It’s not news that the pandemic is inspiring all kinds of new consumer behavior, but a new report from McKinsey finds these changes are more widespread, with 46% of American consumers saying they’ve switched brands or made purchases with a new retailer.
More than a third of all shoppers say that instead of helping them navigate new choices, retailers are failing to offer even the most primitive digital tools to make their lives easier.
The report is based on research from Periscope, McKinsey’s marketing and sales analytics division. It finds that 35% of U.S. shoppers say they’ve had zero exposure to basic in-store technologies, including digital screen browsing at kiosks or mobile or contactless payments.
The biggest motivation for trying a new brand or store? Most (51%) say they are looking for better prices. And 27% say they were looking for retailers that seem supportive of employees during the pandemic.
Online, they’re craving speed: The ability to find what they’re looking for quickly and easily mattered most to 65% of respondents. That’s an 11% gain from the ongoing survey’s March results.
“This could be a once-in-a-generation opportunity because so many shoppers are switching,” says Brian Ruwadi, global leader of Periscope. “And now both brands and retailers have to figure out how to make sure people stick with them as the crisis eases.” Hanging on, he says, will come down to those that can make shopping as smooth as possible.
He believes many changes will be lasting. “It’s comparable to people’s adoption of private-label products,” he says. “In every economic downturn since 2000, more people try them. And a certain percentage stick with them.”
Shoppers are clear about what they want, with mobile payments topping the list at 30%, the ability to order via app, 28%, and apps for scanning barcodes, at 25%.

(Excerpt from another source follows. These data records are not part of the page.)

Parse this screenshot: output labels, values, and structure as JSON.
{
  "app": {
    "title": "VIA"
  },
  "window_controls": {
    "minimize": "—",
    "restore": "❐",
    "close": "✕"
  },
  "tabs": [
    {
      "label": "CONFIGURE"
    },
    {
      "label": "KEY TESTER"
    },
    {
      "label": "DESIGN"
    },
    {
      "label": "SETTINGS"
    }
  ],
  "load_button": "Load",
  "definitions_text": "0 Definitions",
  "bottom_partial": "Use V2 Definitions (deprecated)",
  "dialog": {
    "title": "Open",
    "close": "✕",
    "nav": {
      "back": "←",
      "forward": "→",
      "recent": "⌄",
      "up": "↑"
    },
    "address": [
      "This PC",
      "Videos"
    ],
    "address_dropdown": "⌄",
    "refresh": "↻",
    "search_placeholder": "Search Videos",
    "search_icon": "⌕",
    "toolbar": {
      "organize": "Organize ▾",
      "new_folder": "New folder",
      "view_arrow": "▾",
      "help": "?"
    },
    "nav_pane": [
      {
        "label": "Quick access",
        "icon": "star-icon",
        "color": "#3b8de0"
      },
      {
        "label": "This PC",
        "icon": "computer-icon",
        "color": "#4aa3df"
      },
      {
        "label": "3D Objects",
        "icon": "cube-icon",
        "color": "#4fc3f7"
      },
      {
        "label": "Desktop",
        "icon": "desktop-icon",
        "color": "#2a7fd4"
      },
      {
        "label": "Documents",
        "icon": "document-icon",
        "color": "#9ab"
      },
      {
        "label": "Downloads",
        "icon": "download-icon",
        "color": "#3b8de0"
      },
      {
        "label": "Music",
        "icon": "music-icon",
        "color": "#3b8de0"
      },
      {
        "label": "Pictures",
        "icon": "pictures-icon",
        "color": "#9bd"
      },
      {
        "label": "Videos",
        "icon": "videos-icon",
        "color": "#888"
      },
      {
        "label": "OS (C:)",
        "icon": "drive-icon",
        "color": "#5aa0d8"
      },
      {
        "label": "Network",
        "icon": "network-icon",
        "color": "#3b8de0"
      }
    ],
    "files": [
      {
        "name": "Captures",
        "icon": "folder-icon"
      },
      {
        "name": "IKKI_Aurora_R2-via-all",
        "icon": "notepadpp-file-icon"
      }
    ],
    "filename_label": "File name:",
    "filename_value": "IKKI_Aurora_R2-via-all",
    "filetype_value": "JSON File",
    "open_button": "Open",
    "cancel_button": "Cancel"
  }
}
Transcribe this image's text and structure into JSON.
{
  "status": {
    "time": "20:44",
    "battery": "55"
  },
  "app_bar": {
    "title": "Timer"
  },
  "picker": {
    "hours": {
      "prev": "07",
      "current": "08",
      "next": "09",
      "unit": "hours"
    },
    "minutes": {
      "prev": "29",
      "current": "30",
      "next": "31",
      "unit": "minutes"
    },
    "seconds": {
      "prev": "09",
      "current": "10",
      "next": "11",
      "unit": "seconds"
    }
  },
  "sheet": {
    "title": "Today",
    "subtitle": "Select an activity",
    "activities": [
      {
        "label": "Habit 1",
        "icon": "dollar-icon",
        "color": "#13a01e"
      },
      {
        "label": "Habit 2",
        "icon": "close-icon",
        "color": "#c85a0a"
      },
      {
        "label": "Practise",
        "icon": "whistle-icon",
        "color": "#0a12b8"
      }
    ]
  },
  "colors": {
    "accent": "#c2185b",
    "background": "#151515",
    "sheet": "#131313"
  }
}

“There are pretty significant changes in what consumers care about in the shopping experience,” Ruwadi tells Marketing Daily. “Online, they want to learn about the product fast and understand it from clear descriptions. And in stores, they want to get in and out quickly and safely, with easy navigation.”
And while many retailers can -- and in fact, already are -- adapting to these shifts, he expects the number of retail bankruptcies to continue in the months ahead.
“Many retailers were in trouble even before this crisis. They are trying very hard,” he says. “It’s not just adapting to the supply chain challenges, but also at the same time redefining who they are. Many have to look for entirely new value propositions. So yes, I think we’ll see more issues and bankruptcies ahead.”